In this particular case - this woman claims she would be able to protect herself, and I don't see why we shouldn't let her.
pseudovirus 11th-Apr-2011 01:46 am (UTC)
i'm sorry that happened to you. and i know a lot of people feel that way ecause of things that happened to them. my mom feels similar. ut when you were mugged-- would you have been even ale to use your gun to protect yourself? did they have guns? they could've thrown you to the grown and taken your gun from you to use it against you.

i know there's no perfect solution to any of this, and i absolutely do not want guns to be outlawed completely. concealed weapons make me uneasy, and imo they shouldn't e on campuses. it's supposed to e a safe environment, and there's enough stress on college students in general. i mean, would you approve of primary schools allowing guns on campus? :/
merig00 11th-Apr-2011 01:54 am (UTC)
I was under age and in another country - so no guns.

My personal view on guns - should be just with cars. Pretty much everyone should be able to get them (some exceptions like mentally unstable people, criminals, etc - limitations that we have in most states now). And mandatory training - test. I'm sure even NRA would be more that for that. I don't see a point in conceal weapon - should be visible.
pseudovirus 11th-Apr-2011 02:07 am (UTC)
yeah, at least with concealed weapons you don't know they have a gun so you don't have to worry. i know that everyone who carries a gun isn't a criminal, but plenty are, or have the potential to become a criminal or they could misuse it or a million other scenarios. i know cars are dangerous, my aunt died when was only 17 years old in a car accident, before she even had a chance to really live. it's just.. most car accidents aren't caused on purpose. most shootings are. i understand your side for accidental shootings vs. car accidents, but you have to admit that cars are more necessary to daily life in america than guns. cars are essential unless you live in a metropolitan area, whereas guns are not.

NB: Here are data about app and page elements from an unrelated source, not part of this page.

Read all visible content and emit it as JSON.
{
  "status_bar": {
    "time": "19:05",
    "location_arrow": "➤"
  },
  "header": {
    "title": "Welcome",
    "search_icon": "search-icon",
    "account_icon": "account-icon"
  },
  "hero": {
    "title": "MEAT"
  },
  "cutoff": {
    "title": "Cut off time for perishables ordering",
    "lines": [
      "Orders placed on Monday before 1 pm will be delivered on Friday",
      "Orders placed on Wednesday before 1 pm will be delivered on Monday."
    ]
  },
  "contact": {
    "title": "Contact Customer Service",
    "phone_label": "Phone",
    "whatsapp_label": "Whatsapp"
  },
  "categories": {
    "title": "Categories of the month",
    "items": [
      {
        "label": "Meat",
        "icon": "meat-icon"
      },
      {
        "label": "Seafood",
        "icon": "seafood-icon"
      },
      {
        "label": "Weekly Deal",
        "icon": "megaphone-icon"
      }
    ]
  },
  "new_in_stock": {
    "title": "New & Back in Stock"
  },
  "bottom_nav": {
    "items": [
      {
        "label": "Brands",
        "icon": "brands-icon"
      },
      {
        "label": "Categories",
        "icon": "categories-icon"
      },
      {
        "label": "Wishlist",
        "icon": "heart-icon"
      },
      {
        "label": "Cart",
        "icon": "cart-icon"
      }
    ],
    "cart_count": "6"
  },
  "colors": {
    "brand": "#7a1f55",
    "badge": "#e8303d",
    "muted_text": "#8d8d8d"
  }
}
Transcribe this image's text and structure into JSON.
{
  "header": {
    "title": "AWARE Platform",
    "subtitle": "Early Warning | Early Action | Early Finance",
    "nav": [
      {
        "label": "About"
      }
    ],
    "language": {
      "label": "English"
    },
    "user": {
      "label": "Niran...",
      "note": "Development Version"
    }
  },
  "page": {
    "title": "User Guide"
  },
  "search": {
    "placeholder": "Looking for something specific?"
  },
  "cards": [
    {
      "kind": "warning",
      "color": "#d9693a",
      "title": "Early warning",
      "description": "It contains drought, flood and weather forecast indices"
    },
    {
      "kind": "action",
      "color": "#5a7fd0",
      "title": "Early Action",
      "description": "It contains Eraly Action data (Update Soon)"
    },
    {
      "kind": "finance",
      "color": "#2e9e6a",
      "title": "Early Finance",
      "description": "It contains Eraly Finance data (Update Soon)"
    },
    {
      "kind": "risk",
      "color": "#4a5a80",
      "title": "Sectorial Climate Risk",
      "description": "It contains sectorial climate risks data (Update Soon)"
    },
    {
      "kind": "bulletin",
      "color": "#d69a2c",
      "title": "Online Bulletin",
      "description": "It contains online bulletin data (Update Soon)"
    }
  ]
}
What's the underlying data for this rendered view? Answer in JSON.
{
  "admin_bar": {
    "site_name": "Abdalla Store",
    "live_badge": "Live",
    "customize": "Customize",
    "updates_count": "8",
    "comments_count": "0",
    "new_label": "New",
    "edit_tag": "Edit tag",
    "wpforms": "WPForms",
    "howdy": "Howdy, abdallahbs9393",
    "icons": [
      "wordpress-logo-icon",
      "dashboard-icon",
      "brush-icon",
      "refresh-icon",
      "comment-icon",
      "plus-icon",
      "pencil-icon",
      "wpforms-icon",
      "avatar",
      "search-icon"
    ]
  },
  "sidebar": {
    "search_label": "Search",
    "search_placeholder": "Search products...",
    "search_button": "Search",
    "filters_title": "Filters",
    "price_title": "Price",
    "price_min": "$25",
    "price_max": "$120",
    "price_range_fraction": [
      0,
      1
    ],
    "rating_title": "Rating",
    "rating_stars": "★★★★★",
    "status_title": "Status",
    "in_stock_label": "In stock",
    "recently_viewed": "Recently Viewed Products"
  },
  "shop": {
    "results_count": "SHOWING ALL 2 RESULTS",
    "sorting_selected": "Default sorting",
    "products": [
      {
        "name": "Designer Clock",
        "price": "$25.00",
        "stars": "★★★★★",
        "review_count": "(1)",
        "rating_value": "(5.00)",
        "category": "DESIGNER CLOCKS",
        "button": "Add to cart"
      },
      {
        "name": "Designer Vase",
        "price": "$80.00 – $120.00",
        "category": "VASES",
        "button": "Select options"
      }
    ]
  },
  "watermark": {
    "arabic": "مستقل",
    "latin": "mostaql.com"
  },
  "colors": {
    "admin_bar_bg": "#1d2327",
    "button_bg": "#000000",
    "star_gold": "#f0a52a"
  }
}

i'd be a lot more pro-gun if there were more extensive background checks. mental health screenings. mandatory gun-safety classes, and refresher courses every 5-10 years. and i just don't think they should be allowed on schools. they're supposed to be a safe environment for learning. guns will never be allowed on K-12 campuses (or at least i pray to god not), and idt they should be allowed on college campuses either. people can fly off the handle and go on a shooting spree. that obviously isn't everyone, but i'm sure it's higher than the amount of people who go out driving specifically to mow people down.

i guess i'm just trying to say that there is a valid reason for people to be afraid guns. that fear doesn't mandate counseling, i don't think about it every day, it doesn't paralyze me with fear. but if i see a gun, my heart beats a little faster because it's just an unpredictable situation. i don't know a stranger with a gun. how am i supposed to know what they intend to do with it?

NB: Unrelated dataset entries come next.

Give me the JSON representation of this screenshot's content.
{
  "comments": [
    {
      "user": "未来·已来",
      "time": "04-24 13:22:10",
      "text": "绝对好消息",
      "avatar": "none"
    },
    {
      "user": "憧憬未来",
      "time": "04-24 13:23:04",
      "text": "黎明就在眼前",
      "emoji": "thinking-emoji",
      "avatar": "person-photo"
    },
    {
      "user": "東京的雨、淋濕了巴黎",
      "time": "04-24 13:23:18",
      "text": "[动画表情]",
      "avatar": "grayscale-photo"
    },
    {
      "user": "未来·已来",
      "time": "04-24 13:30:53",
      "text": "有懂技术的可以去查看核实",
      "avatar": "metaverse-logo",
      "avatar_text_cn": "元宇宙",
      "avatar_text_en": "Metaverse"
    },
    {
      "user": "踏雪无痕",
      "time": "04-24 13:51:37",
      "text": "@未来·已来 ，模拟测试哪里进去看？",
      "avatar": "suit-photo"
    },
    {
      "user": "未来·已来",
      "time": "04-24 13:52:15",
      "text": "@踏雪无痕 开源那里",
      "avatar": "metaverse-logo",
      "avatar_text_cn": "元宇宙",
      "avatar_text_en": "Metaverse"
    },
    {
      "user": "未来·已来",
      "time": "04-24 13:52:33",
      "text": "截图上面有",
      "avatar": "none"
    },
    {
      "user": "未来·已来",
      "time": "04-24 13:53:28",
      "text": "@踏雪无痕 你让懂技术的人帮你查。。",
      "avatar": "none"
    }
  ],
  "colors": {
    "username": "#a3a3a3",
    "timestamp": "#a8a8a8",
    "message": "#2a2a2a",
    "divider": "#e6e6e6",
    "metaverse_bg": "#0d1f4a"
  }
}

i think the biggest thing that scares me about guns is that my mom was robbed at gunpoint in detroit when she was in her 20s. she didn't know how to use a gun. and i can't imagine feeling more defenseless than having a gun pointed at your temple. guns just aren't as scary as cars.
merig00 11th-Apr-2011 02:12 am (UTC)
Well it comes down to your inconvenience (we are not talking about mortal phobia here) vs my individual right. As long as I don't pull out a gun on you - you don't have a legal say.

At the same time I'm all for screening (though in a timely manner, not when it takes 3 month) and training. As I said -same system as we have with driver licenses.
pseudovirus 11th-Apr-2011 02:31 am (UTC)
but don't i have the right to feel safe, within reason, when i go out in public?

i'd rather it be done in 3 months than them half-assing it, you know? guns can be beneficial but strong background checks are very necessary. it would make people like me feel safer about people carrying weapons.
merig00 11th-Apr-2011 02:48 am (UTC)
define within reason... during ww2 we were scared of Japanese within reason, and reasoned that for us to feel safe we should lock them away.

I prefer them half-assing it from time to time but not limiting timely access. In the la-la land I would totally go all libertarian/constitutionalist on it.
This page was loaded Mar 27th 2017, 6:47 am GMT.